I'll confess that one of my guilty pleasures in life is watching American Idol, and perhaps my all-time favorite participant was the beautiful, extremely talented singer LaToya London.
Born in San Francisco and raised across the bay in Oakland, LaToya began singing as a child in Allen Temple Baptist Church and continued through young adulthood singing in a number of Gospel choirs. Her clear, strong, controlled voice stood out, and she was soon singing professionally around the Bay area, usually covering popular tunes with her band. Early in this decade she began landing bigger gigs as a warm up act or backing vocalist for bigger stars such as Rachelle Farrell and Goapele. However, that was simply a warm-up for her introduction to the world as one the 12 finalists in 2004's season of American Idol.
London's breathtaking performance during the Idol qualifying show made her the odds on favorite to win the competition, a position that continued for two months until she was surprisingly "voted out" two weeks before the finals. She then spent the Summer of 2004 on the Idols tourbefore disappearing from the national spotlight. And while Fantasia, Diana DeGarmo and George Huff quickly recorded albums to capitalize on their instant fame, London remained publicly quiet for nearly a year, leading to questions as to whether this extremely talented singer would be heard from again.
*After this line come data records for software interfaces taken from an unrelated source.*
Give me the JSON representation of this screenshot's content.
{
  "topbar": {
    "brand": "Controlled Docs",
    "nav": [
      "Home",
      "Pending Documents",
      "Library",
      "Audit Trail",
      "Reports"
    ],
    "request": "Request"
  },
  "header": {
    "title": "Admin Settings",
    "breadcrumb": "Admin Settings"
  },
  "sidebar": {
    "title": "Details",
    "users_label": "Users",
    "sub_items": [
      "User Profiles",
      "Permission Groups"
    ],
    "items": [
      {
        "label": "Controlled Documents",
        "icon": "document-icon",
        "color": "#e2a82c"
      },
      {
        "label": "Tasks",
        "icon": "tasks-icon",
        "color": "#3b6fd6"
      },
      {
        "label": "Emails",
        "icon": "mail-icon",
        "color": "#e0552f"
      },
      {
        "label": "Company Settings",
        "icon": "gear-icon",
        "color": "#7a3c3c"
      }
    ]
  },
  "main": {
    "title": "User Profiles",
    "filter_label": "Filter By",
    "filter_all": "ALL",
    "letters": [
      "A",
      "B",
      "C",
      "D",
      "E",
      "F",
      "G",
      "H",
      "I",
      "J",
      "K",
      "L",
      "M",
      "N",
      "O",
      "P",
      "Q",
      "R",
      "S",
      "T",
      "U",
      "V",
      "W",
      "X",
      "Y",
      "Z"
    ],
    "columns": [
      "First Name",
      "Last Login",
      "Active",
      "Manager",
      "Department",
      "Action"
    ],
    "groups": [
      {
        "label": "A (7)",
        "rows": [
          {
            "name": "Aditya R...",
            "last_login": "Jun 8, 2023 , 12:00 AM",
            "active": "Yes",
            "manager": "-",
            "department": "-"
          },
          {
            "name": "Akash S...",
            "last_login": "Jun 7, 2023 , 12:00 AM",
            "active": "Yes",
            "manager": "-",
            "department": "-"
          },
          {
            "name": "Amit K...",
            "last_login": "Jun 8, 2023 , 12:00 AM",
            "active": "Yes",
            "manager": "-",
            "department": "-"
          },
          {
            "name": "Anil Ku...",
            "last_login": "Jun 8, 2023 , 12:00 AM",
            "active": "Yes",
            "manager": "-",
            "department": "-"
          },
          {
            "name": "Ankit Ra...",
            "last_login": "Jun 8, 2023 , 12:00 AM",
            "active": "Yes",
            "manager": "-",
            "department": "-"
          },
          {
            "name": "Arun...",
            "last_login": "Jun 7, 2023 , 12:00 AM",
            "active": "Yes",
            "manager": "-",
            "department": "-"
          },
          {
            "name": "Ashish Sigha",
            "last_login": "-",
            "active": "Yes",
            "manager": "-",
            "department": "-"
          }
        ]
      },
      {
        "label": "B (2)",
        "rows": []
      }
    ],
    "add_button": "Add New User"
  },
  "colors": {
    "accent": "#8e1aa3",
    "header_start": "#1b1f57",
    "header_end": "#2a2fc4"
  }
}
Happily, London, the oldest and most experienced of the Idol contestants, was simply planning her long-term career her way. Rather than succumbing to the temptation to quickly record an album aimed at a teenage pop audience, she wisely signed with Peak/Concord Records (home of Regina Belle and a slew of other soul and jazz greats), a label that has worked well with adult-oriented artists as well as artists who straddle the lines between smooth jazz, urban and adult contemporary genres. She released her debut, Love & Life, in September 2005. It came and went relatively quickly and became, unfortunately, her only major release to date.
London has continued to sing around the US and has been a guest vocalist on the albums of several artists, particularly in the smooth jazz area.
By Chris Rizik